Hunger-striker Mohammed al-Bajady jailed for four years after secret trial
‘After more than a year in detention without being able to see his lawyer, he has been denied any form of justice’ - Philip Luther
The sentencing of a prominent Saudi Arabian human rights activist to four years in jail followed by a five-year travel ban demonstrates a blatant disregard for his fundamental rights, Amnesty International has said.
Amnesty has recently received credible information that on 10 April the Specialised Criminal Court in Riyadh handed down the sentence against Mohammed Saleh al-Bajady - believed to be currently in the sixth week of a hunger strike - in a secret session. Amnesty understands that the court found him guilty of participating in the establishment of a human rights organisation, harming the image of the state through the media, calling on the families of political detainees to protest and hold sit-ins, contesting the independence of the judiciary and having banned books in his possession.
Amnesty considers Al-Bajady to be a prisoner of conscience held solely for the peaceful exercise of his rights to freedom of expression, association and assembly, and is calling for him to be released immediately and unconditionally, as well as for all charges that he is convicted of to be quashed.

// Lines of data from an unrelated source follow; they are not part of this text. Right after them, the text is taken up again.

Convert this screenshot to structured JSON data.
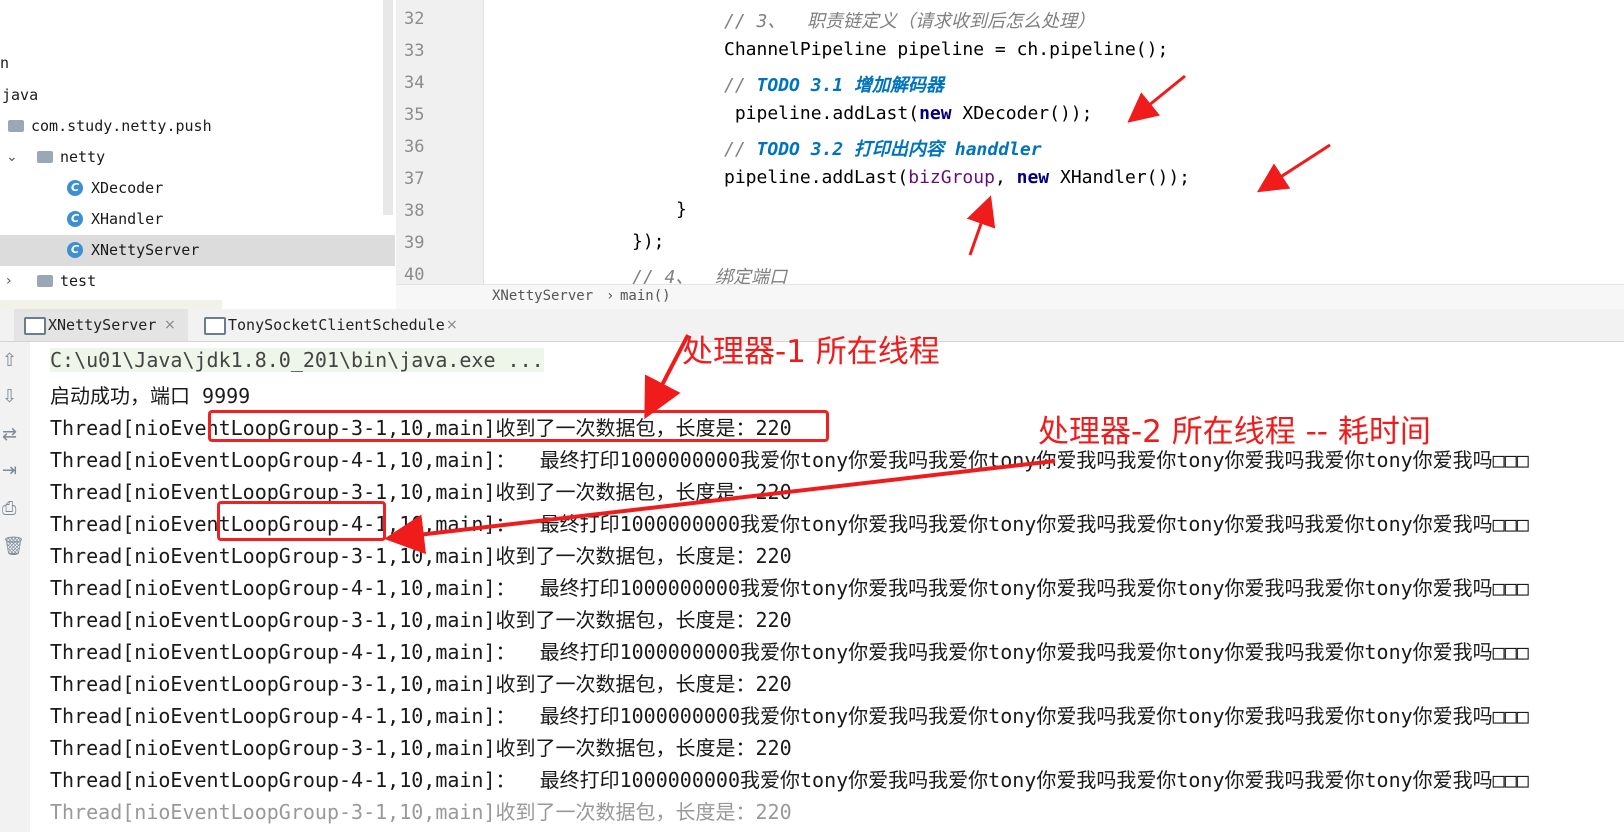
{
  "project_tree": {
    "items": [
      {
        "label": "n"
      },
      {
        "label": "java"
      },
      {
        "label": "com.study.netty.push"
      },
      {
        "label": "netty"
      },
      {
        "label": "XDecoder"
      },
      {
        "label": "XHandler"
      },
      {
        "label": "XNettyServer"
      },
      {
        "label": "test"
      }
    ],
    "class_badge": "C"
  },
  "editor": {
    "line_numbers": [
      "32",
      "33",
      "34",
      "35",
      "36",
      "37",
      "38",
      "39",
      "40"
    ],
    "lines": {
      "l32": "// 3、  职责链定义（请求收到后怎么处理）",
      "l33": "ChannelPipeline pipeline = ch.pipeline();",
      "l34_prefix": "// ",
      "l34_todo": "TODO 3.1 增加解码器",
      "l35_a": " pipeline.addLast(",
      "l35_kw": "new",
      "l35_b": " XDecoder());",
      "l36_prefix": "// ",
      "l36_todo": "TODO 3.2 打印出内容 handdler",
      "l37_a": "pipeline.addLast(",
      "l37_field": "bizGroup",
      "l37_b": ", ",
      "l37_kw": "new",
      "l37_c": " XHandler());",
      "l38": "}",
      "l39": "});",
      "l40": "// 4、  绑定端口"
    },
    "breadcrumb": [
      "XNettyServer",
      "main()"
    ],
    "breadcrumb_sep": "›"
  },
  "run_tabs": [
    {
      "label": "XNettyServer",
      "active": true,
      "close": "×"
    },
    {
      "label": "TonySocketClientSchedule",
      "active": false,
      "close": "×"
    }
  ],
  "console": {
    "lines": [
      "C:\\u01\\Java\\jdk1.8.0_201\\bin\\java.exe ...",
      "启动成功，端口 9999",
      "Thread[nioEventLoopGroup-3-1,10,main]收到了一次数据包，长度是：220",
      "Thread[nioEventLoopGroup-4-1,10,main]：  最终打印1000000000我爱你tony你爱我吗我爱你tony你爱我吗我爱你tony你爱我吗我爱你tony你爱我吗□□□",
      "Thread[nioEventLoopGroup-3-1,10,main]收到了一次数据包，长度是：220",
      "Thread[nioEventLoopGroup-4-1,10,main]：  最终打印1000000000我爱你tony你爱我吗我爱你tony你爱我吗我爱你tony你爱我吗我爱你tony你爱我吗□□□",
      "Thread[nioEventLoopGroup-3-1,10,main]收到了一次数据包，长度是：220",
      "Thread[nioEventLoopGroup-4-1,10,main]：  最终打印1000000000我爱你tony你爱我吗我爱你tony你爱我吗我爱你tony你爱我吗我爱你tony你爱我吗□□□",
      "Thread[nioEventLoopGroup-3-1,10,main]收到了一次数据包，长度是：220",
      "Thread[nioEventLoopGroup-4-1,10,main]：  最终打印1000000000我爱你tony你爱我吗我爱你tony你爱我吗我爱你tony你爱我吗我爱你tony你爱我吗□□□",
      "Thread[nioEventLoopGroup-3-1,10,main]收到了一次数据包，长度是：220",
      "Thread[nioEventLoopGroup-4-1,10,main]：  最终打印1000000000我爱你tony你爱我吗我爱你tony你爱我吗我爱你tony你爱我吗我爱你tony你爱我吗□□□",
      "Thread[nioEventLoopGroup-3-1,10,main]收到了一次数据包，长度是：220",
      "Thread[nioEventLoopGroup-4-1,10,main]：  最终打印1000000000我爱你tony你爱我吗我爱你tony你爱我吗我爱你tony你爱我吗我爱你tony你爱我吗□□□",
      "Thread[nioEventLoopGroup-3-1,10,main]收到了一次数据包，长度是：220"
    ],
    "toolbar_icons": [
      "up-arrow-icon",
      "down-arrow-icon",
      "soft-wrap-icon",
      "scroll-to-end-icon",
      "print-icon",
      "trash-icon"
    ]
  },
  "annotations": {
    "label_1": "处理器-1 所在线程",
    "label_2": "处理器-2 所在线程 -- 耗时间",
    "color": "#f01c1c"
  }
}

According to the information received by Amnesty, Al-Bajady refused to recognise the legitimacy of the court or the trial proceedings because his legal representatives were not allowed to attend. Throughout his detention his legal defence team have been refused access to him and have been told that their right to represent him is not recognised by the court. They were refused entry to the hearings despite standing outside the court for hours.
The trial hearing in which he was sentenced was reportedly attended by soldiers in military uniforms, as well as a representative of the governmental National Human Rights Commission. However, neither Al-Bajady’s family nor his legal representatives were made aware of the sentencing hearing.
A co-founder of the unregistered NGO the Saudi Civil and Political Rights Association (ACPRA), Al-Bajady has been held since his 21 March 2011 arrest, a day after he attended a protest in Riyadh by families of detainees arbitrarily held. ACPRA has campaigned, among other things, on behalf of detainees held without charge or trial.
Amnesty International Middle East and North Africa Director Philip Luther said:
“Mohammed Saleh al-Bajady appears to have been convicted on charges that amount to the criminalisation of his rights to freedom of expression, association and assembly.
“After more than a year in detention without being able to see his lawyer, he has been denied any form of justice in a process which flagrantly breaches his rights.”
Mohammed al-Bajady has been on trial since August before the Specialised Criminal Court, which was set up to try Security with human rights-related offences. Amnesty had previously received reports that he had been on hunger strike since 11 March in protest at his detention and had been refusing to take water since 7 April, giving rise to fears for his health.
An Interior Ministry spokesman told news agencies on 10 April that Al-Bajady was not on hunger strike and that he was in good health. His legal defence team have asked to be allowed to visit him to check for themselves, but are not believed to have been granted access.